Writer: Frank Wedekind
Book and lyrics: Steven Sater
Music: Duncan Sheik
Director: Adam ‘Bo’ Boland
Reviewer: Rosie Wheat
Spring Awakening is definitely not a light, seasonal musical that celebrates the coming of summer. It is the sort of play where you need to choose your theatre companion carefully; you really can’t watch teenagers explore the terrifying world of sexual impulses with just anyone.
Scandalously written in 1892 by German Frank Wedekind, Spring Awakening depicts the fleeting crisis of where boys and girls are neither children nor adults, when the body has a mind of its own and you’re more inclined to feel than think.
Breaking 19th Century boundaries with its content of sex, child abuse, masturbation, homosexuality and suicide, the play has been repeatedly banned and censored throughout history.
Steven Sater and Duncan Shiek have released the often alluded to but hardly ever spelled out script with their musical revival.

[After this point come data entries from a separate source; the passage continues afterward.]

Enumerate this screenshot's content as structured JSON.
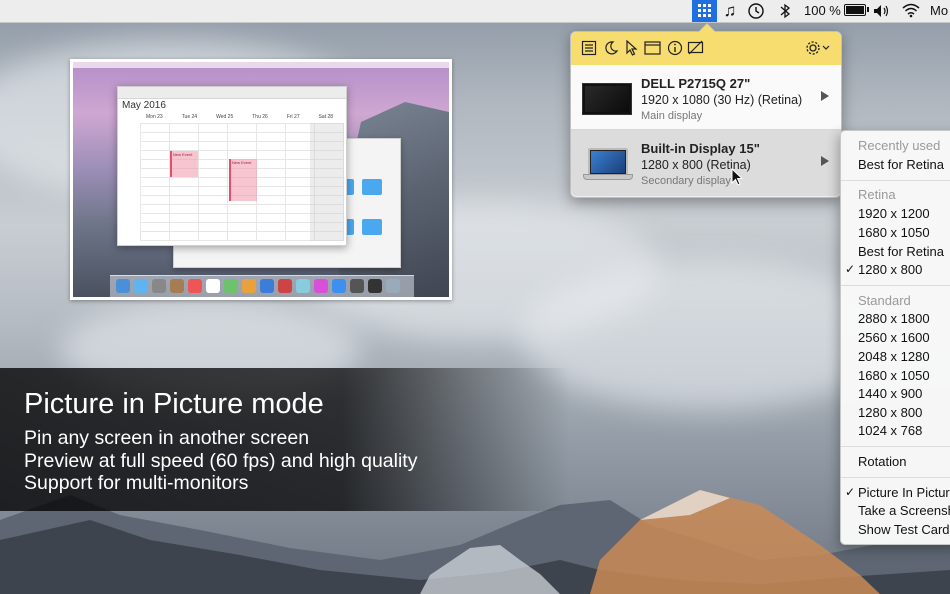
{
  "menubar": {
    "items": [
      "♫",
      "100 %",
      "Mo"
    ],
    "icons": [
      "displays-grid-icon",
      "music-note-icon",
      "time-machine-icon",
      "bluetooth-icon",
      "battery-icon",
      "volume-icon",
      "wifi-icon"
    ]
  },
  "pip_preview": {
    "calendar_title": "May 2016",
    "days": [
      "Mon 23",
      "Tue 24",
      "Wed 25",
      "Thu 26",
      "Fri 27",
      "Sat 28"
    ],
    "event_label": "New Event"
  },
  "caption": {
    "title": "Picture in Picture mode",
    "lines": [
      "Pin any screen in another screen",
      "Preview at full speed (60 fps) and high quality",
      "Support for multi-monitors"
    ]
  },
  "popover": {
    "toolbar_icons": [
      "list-icon",
      "moon-icon",
      "cursor-icon",
      "window-icon",
      "info-icon",
      "no-display-icon",
      "gear-icon"
    ],
    "displays": [
      {
        "name": "DELL P2715Q 27\"",
        "resolution": "1920 x 1080 (30 Hz) (Retina)",
        "role": "Main display"
      },
      {
        "name": "Built-in Display 15\"",
        "resolution": "1280 x 800 (Retina)",
        "role": "Secondary display"
      }
    ]
  },
  "menu": {
    "recent_header": "Recently used",
    "recent_items": [
      "Best for Retina"
    ],
    "retina_header": "Retina",
    "retina_items": [
      "1920 x 1200",
      "1680 x 1050",
      "Best for Retina",
      "1280 x 800"
    ],
    "standard_header": "Standard",
    "standard_items": [
      "2880 x 1800",
      "2560 x 1600",
      "2048 x 1280",
      "1680 x 1050",
      "1440 x 900",
      "1280 x 800",
      "1024 x 768"
    ],
    "rotation": "Rotation",
    "bottom_items": [
      "Picture In Pictur",
      "Take a Screensh",
      "Show Test Card"
    ],
    "checked": [
      "1280 x 800",
      "Picture In Pictur"
    ]
  },
  "colors": {
    "toolbar_yellow": "#f7dc6f",
    "menubar_accent": "#1f6fe0"
  }
}
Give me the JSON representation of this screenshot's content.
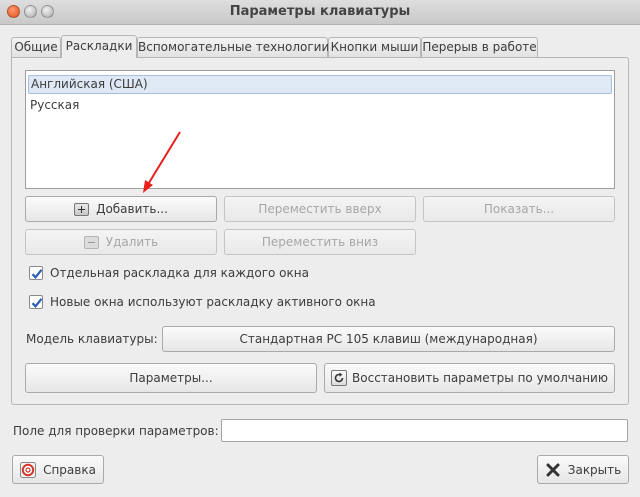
{
  "window": {
    "title": "Параметры клавиатуры"
  },
  "tabs": [
    {
      "label": "Общие"
    },
    {
      "label": "Раскладки"
    },
    {
      "label": "Вспомогательные технологии"
    },
    {
      "label": "Кнопки мыши"
    },
    {
      "label": "Перерыв в работе"
    }
  ],
  "layouts": {
    "items": [
      {
        "label": "Английская (США)",
        "selected": true
      },
      {
        "label": "Русская",
        "selected": false
      }
    ]
  },
  "buttons": {
    "add": "Добавить...",
    "move_up": "Переместить вверх",
    "show": "Показать...",
    "remove": "Удалить",
    "move_down": "Переместить вниз",
    "params": "Параметры...",
    "restore": "Восстановить параметры по умолчанию",
    "help": "Справка",
    "close": "Закрыть"
  },
  "options": {
    "separate_layout": {
      "label": "Отдельная раскладка для каждого окна",
      "checked": true
    },
    "new_windows": {
      "label": "Новые окна используют раскладку активного окна",
      "checked": true
    }
  },
  "model": {
    "label": "Модель клавиатуры:",
    "value": "Стандартная PC 105 клавиш (международная)"
  },
  "test": {
    "label": "Поле для проверки параметров:",
    "value": ""
  },
  "colors": {
    "annotation_arrow": "#e8201c",
    "selection": "#dfe9f6"
  }
}
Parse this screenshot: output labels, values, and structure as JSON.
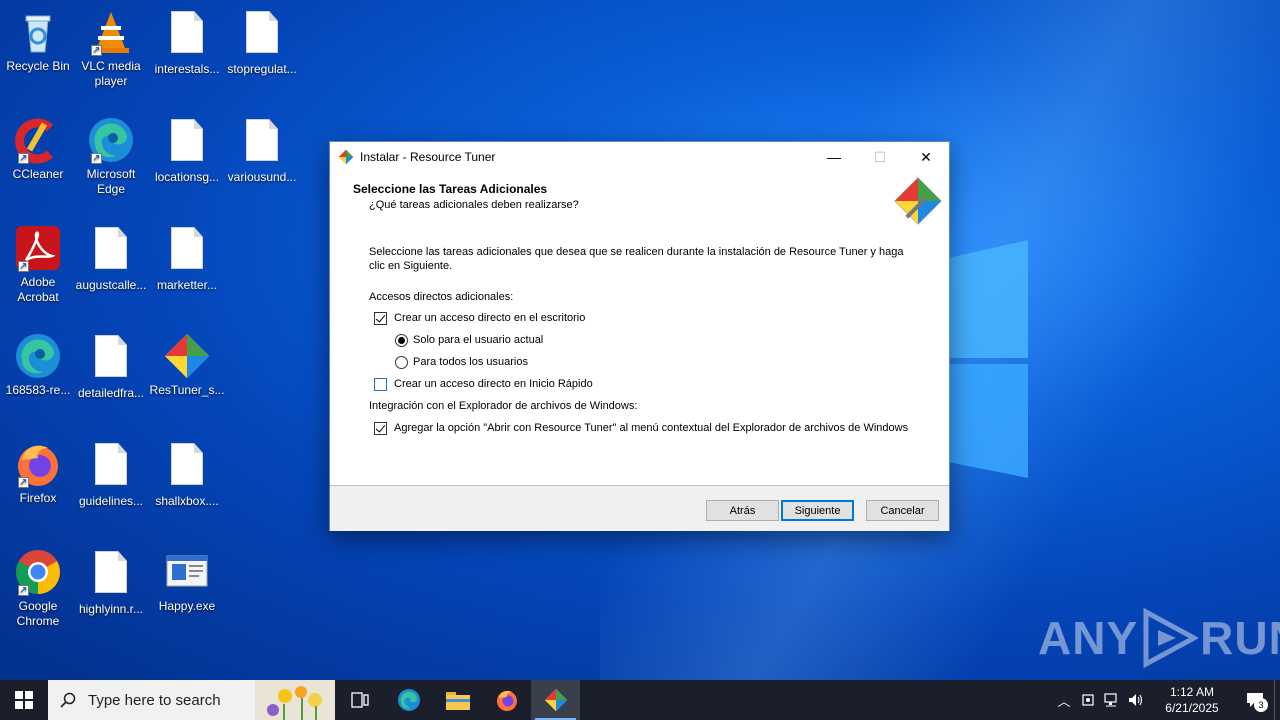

Those secret conversations at the back of the class, those unsaid desires that madden the adolescent brain, all are quite literally voiced in an impressive medley of energetic, and often hilarious, folk-rock songs. Sater and Shiek have ingeniously interwoven the downtrodden plot of Spring Awakening with a score of toe-tapping triumph.
Did the Broadway Studio Theatre company do such a complicated musical justice? Absolutely. Imagine getting the chance to watch a young cast of Rent or We Will Rock You performing in a space the size of a London theatre’s broom cupboard. It’s a lot of talent in a little space.
Leads Joshua Tonks as Melchior and Victoria Serra as Wendler are stunning, their voices straight out of the musical textbook with a pinch of personality and soul. Greg Oliver is a particular highlight, his energy is magnetic, and his solos show off his capability to switch from hoarse, kick-starting vocals to soft, hair-raising notes.
Imaginatively staged (Designer Rachel Dingle), the talented case fall into the trap of sexual ignorance surrounded by chalk boards, a broken bedstead and little else. It is a depressing stage, but with every scene the actors chalk up new drawings, until gradually the boards fill up with the stories they have told. It’s a good concept, but occasionally the focus is a competition between the action and the stage.
However, this production is an impressive one. Nothing commends a director more than not knowing what to commend him for. Adam Boland is invisible, he has got the best out of his actors and his work is seamless with their performance. Definitely one to hop on a tube for.